** The input follows **

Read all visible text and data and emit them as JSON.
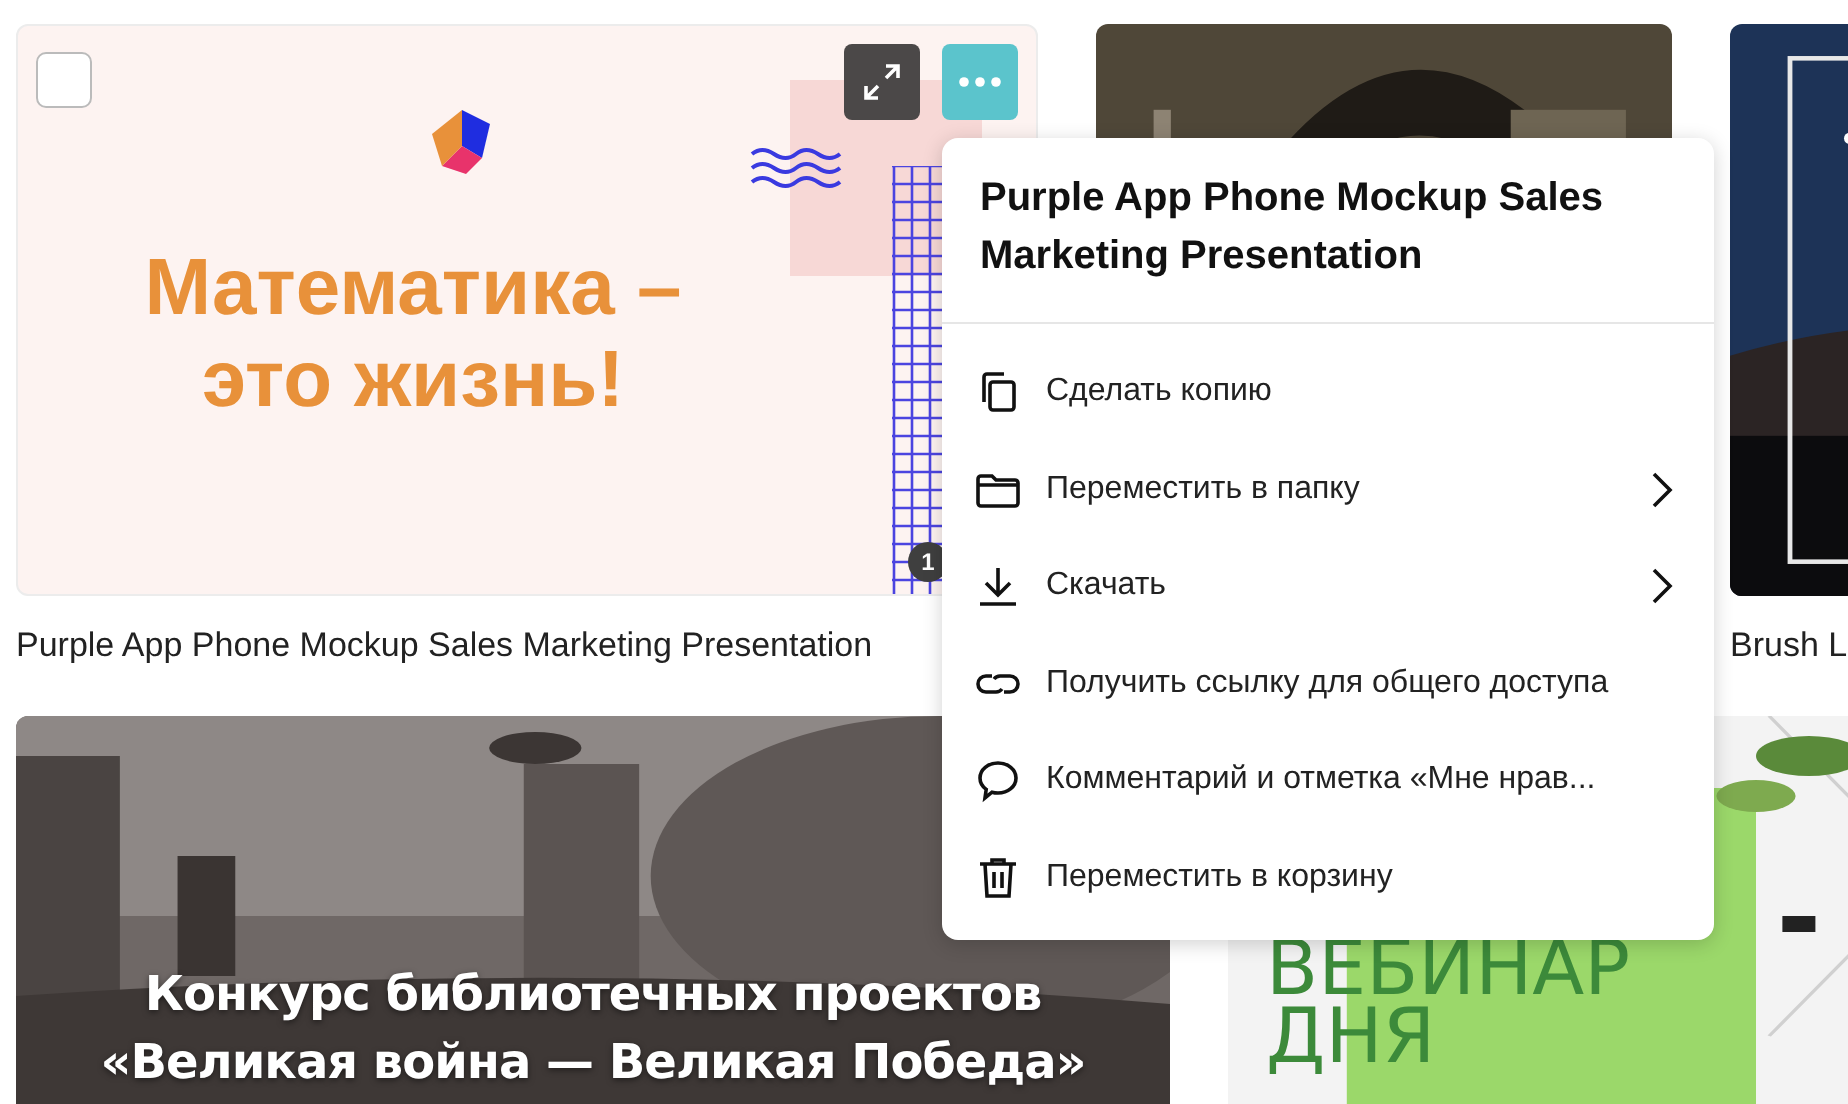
{
  "design_rows": [
    {
      "designs": [
        {
          "kind": "math-slide",
          "heading": [
            "Математика –",
            "это жизнь!"
          ],
          "checked": false,
          "page_badge": "1",
          "caption": "Purple App Phone Mockup Sales Marketing Presentation"
        },
        {
          "kind": "portrait-photo"
        },
        {
          "kind": "night-sky-photo",
          "caption": "Brush L"
        }
      ]
    },
    {
      "designs": [
        {
          "kind": "war-photo-poster",
          "heading": [
            "Конкурс библиотечных проектов",
            "«Великая война — Великая Победа»"
          ]
        },
        {
          "kind": "webinar-poster",
          "heading": [
            "ВЕБИНАР",
            "ДНЯ"
          ]
        }
      ]
    }
  ],
  "context_menu": {
    "title": "Purple App Phone Mockup Sales Marketing Presentation",
    "items": [
      {
        "kind": "copy",
        "label": "Сделать копию",
        "submenu": false
      },
      {
        "kind": "folder",
        "label": "Переместить в папку",
        "submenu": true
      },
      {
        "kind": "download",
        "label": "Скачать",
        "submenu": true
      },
      {
        "kind": "link",
        "label": "Получить ссылку для общего доступа",
        "submenu": false
      },
      {
        "kind": "comment",
        "label": "Комментарий и отметка «Мне нрав...",
        "submenu": false
      },
      {
        "kind": "trash",
        "label": "Переместить в корзину",
        "submenu": false
      }
    ]
  }
}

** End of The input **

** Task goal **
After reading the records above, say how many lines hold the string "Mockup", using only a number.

** Solution to the problem **
2